The Moderate Resolution Imaging Spectroradiometer (MODIS) on NASA’s Terra satellite captured these images of the Indus River Valley in southern Pakistan during the 2010 monsoon season. The top image is from August 29, 2010. The bottom image shows the same area roughly a month earlier, on July 31, 2010.
Both images use a combination of infrared and visible light to increase the contrast between water and land. Clouds appear in varying shades of light blue-green. Vegetation, even sparse vegetation, is green. Bare ground is pinkish brown. Water varies in color from electric blue to navy.
MODIS acquired the July 31 image during the early stages of the flooding, when northern Pakistan was hardest hit. Floodwaters had not yet surged southward down the Indus, which was a thin waterway meandering toward the coast. By August 29, the same river spanned more than 10 kilometers in some places. In the August 29 image, a cloudbank partially obscures the satellite sensor’s view of Thatta, but the image clearly shows floodwaters surrounding the city of Sujawal.
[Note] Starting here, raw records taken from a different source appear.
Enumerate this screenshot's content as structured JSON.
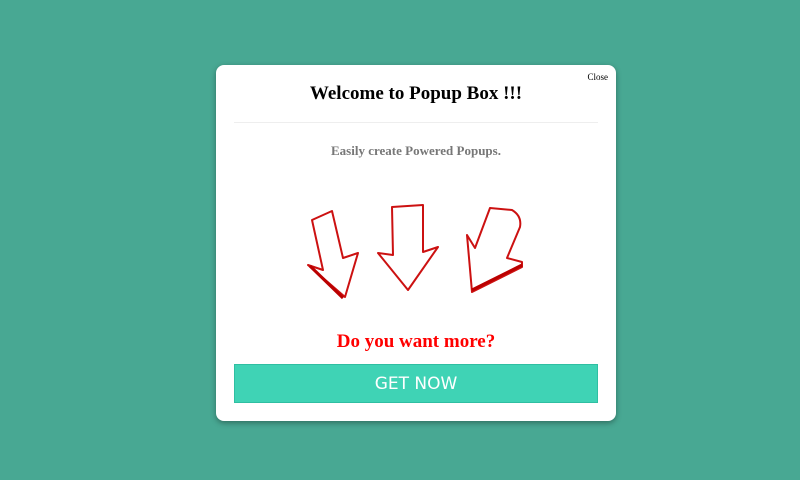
{
  "popup": {
    "close_label": "Close",
    "title": "Welcome to Popup Box !!!",
    "subtitle": "Easily create Powered Popups.",
    "question": "Do you want more?",
    "cta_label": "GET NOW"
  },
  "colors": {
    "background": "#48a893",
    "accent": "#3fd3b5",
    "question": "#ff0000",
    "arrow": "#cc1111"
  }
}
The United Nations Office for the Coordination of Humanitarian Affairs (OCHA) stated that, in southern Pakistan, the Indus River had swollen to 40 times its usual capacity in late August 2010, according to the BBC.
Although floodwaters were slowly receding in the northern part of Pakistan, devastation remained, including agricultural lands inundated, livestock washed away, sewer lines burst, and drinking water tainted. Health officials noted increasing incidents of possible malaria and waterborne disease.